Another neighbor I ran into on the beach went into detail onhow many sharks he's seen in the water. While he wasdescribing how he would never go swimming here, he suddenlyexclaimed, "Look, there's a fin now!"
As if to confirm my imagination, my neighbor confirmed,"Yeah, that was a Black-tipped Reef Shark!" With a shiver,he stated, "If it was me, I wouldn't go in that water!"
Besides me, tens of millions of "unsuspecting tourists"every year "risk life and limb" in the water.
However, this year, with the press and my neighbors making abig splash about shark attacks every day, I couldn't helpbut be affected by all the negative input.
Though I didn't stop going into the water, my thoughts wereconsumed by Tiger Sharks and Black-tipped Reef Sharksbearing down on me, and what measures I would need to takeif attacked-e.g. poking them in the eyes and pounding themon the snout (yeah, right).

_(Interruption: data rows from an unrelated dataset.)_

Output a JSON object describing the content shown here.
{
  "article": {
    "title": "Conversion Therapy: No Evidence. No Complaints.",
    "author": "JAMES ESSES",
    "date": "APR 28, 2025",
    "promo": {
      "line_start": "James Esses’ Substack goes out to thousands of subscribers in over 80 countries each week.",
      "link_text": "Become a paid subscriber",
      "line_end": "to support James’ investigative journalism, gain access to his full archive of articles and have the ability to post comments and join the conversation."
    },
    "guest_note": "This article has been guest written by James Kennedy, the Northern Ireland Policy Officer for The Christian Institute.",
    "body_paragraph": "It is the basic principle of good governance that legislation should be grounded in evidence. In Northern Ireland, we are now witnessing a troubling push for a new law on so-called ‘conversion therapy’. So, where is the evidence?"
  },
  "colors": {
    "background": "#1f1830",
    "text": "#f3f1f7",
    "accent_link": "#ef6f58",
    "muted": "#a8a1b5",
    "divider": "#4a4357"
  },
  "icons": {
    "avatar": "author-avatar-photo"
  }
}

The net effect was I began constantly scanning the wateraround me for approaching fins, ruining all the pleasure Igot from attuning myself more to the waves and the sheer joythe ocean provides. I felt I needed to do something.
I approached one of the lifeguards on the beach and, alreadyknowing the answer (remember, I grew up here), sheepishlyasked, "Hey, what's the story with the shark attacks here. Imean, should I be worrying?"
The lifeguard laughed and replied, "I spend allday staring out at the water, and in my two years of doingthis, I've never once seen anything. Sheesh, I wish I would. might make my job a little more interesting!"
I was somewhat comforted, but that still didn't erase allthe anxiety I had built up.
What finally allowed me to return to the water with a clearhead was when-ironically-I was watching a television show on shark attacks. One of the interviewed scientists stated that thereare less than 100 shark attacks on humans worldwide peryear, and only a fraction of these attacks are fatal.
Now, my questions for you.
If you want to have a life well lived, heed the following "Wealthy Soul" Action Steps to accomplish your goals and dreams: